ASSIGNED TASK:
The whole listing below should be output again, word for word.

EXERCISE DATA:
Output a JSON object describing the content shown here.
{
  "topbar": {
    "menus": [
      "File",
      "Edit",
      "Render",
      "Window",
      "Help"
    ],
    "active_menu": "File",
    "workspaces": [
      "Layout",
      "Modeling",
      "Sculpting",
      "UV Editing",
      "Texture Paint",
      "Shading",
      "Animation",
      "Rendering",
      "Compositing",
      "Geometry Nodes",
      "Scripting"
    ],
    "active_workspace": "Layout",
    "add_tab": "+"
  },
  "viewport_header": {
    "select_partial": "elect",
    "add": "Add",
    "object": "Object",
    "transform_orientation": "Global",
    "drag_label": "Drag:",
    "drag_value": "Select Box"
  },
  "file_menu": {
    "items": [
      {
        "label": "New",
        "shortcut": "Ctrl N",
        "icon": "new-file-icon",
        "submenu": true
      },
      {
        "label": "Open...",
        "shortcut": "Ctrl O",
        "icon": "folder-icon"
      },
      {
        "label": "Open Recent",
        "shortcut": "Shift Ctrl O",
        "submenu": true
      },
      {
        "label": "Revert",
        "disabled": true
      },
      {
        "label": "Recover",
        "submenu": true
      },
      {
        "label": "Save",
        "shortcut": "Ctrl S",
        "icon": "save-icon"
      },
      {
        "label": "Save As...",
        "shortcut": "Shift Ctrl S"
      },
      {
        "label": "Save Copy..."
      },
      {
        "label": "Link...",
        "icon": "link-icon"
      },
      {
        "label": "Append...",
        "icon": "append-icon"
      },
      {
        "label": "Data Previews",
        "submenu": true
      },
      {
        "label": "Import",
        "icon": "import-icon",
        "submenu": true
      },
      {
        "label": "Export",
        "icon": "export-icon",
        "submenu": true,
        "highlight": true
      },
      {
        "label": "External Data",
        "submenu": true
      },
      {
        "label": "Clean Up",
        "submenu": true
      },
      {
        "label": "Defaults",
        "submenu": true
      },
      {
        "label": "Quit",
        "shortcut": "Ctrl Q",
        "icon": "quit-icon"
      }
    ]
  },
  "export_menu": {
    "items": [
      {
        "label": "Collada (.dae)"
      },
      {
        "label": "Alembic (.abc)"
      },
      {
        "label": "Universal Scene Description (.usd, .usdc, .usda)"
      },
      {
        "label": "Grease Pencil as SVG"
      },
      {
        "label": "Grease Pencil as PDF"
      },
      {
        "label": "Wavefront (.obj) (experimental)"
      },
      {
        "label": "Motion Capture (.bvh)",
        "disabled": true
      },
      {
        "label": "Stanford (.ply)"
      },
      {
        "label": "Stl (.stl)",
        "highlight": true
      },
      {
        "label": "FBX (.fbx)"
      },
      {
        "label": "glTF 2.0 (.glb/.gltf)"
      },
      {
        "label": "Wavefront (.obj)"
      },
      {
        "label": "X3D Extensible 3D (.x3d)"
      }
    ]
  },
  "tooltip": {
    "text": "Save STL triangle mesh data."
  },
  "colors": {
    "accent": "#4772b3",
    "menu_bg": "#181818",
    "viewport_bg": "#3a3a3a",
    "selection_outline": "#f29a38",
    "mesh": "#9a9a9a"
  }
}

WORKED SOLUTION:
Output a JSON object describing the content shown here.
{
  "topbar": {
    "menus": [
      "File",
      "Edit",
      "Render",
      "Window",
      "Help"
    ],
    "active_menu": "File",
    "workspaces": [
      "Layout",
      "Modeling",
      "Sculpting",
      "UV Editing",
      "Texture Paint",
      "Shading",
      "Animation",
      "Rendering",
      "Compositing",
      "Geometry Nodes",
      "Scripting"
    ],
    "active_workspace": "Layout",
    "add_tab": "+"
  },
  "viewport_header": {
    "select_partial": "elect",
    "add": "Add",
    "object": "Object",
    "transform_orientation": "Global",
    "drag_label": "Drag:",
    "drag_value": "Select Box"
  },
  "file_menu": {
    "items": [
      {
        "label": "New",
        "shortcut": "Ctrl N",
        "icon": "new-file-icon",
        "submenu": true
      },
      {
        "label": "Open...",
        "shortcut": "Ctrl O",
        "icon": "folder-icon"
      },
      {
        "label": "Open Recent",
        "shortcut": "Shift Ctrl O",
        "submenu": true
      },
      {
        "label": "Revert",
        "disabled": true
      },
      {
        "label": "Recover",
        "submenu": true
      },
      {
        "label": "Save",
        "shortcut": "Ctrl S",
        "icon": "save-icon"
      },
      {
        "label": "Save As...",
        "shortcut": "Shift Ctrl S"
      },
      {
        "label": "Save Copy..."
      },
      {
        "label": "Link...",
        "icon": "link-icon"
      },
      {
        "label": "Append...",
        "icon": "append-icon"
      },
      {
        "label": "Data Previews",
        "submenu": true
      },
      {
        "label": "Import",
        "icon": "import-icon",
        "submenu": true
      },
      {
        "label": "Export",
        "icon": "export-icon",
        "submenu": true,
        "highlight": true
      },
      {
        "label": "External Data",
        "submenu": true
      },
      {
        "label": "Clean Up",
        "submenu": true
      },
      {
        "label": "Defaults",
        "submenu": true
      },
      {
        "label": "Quit",
        "shortcut": "Ctrl Q",
        "icon": "quit-icon"
      }
    ]
  },
  "export_menu": {
    "items": [
      {
        "label": "Collada (.dae)"
      },
      {
        "label": "Alembic (.abc)"
      },
      {
        "label": "Universal Scene Description (.usd, .usdc, .usda)"
      },
      {
        "label": "Grease Pencil as SVG"
      },
      {
        "label": "Grease Pencil as PDF"
      },
      {
        "label": "Wavefront (.obj) (experimental)"
      },
      {
        "label": "Motion Capture (.bvh)",
        "disabled": true
      },
      {
        "label": "Stanford (.ply)"
      },
      {
        "label": "Stl (.stl)",
        "highlight": true
      },
      {
        "label": "FBX (.fbx)"
      },
      {
        "label": "glTF 2.0 (.glb/.gltf)"
      },
      {
        "label": "Wavefront (.obj)"
      },
      {
        "label": "X3D Extensible 3D (.x3d)"
      }
    ]
  },
  "tooltip": {
    "text": "Save STL triangle mesh data."
  },
  "colors": {
    "accent": "#4772b3",
    "menu_bg": "#181818",
    "viewport_bg": "#3a3a3a",
    "selection_outline": "#f29a38",
    "mesh": "#9a9a9a"
  }
}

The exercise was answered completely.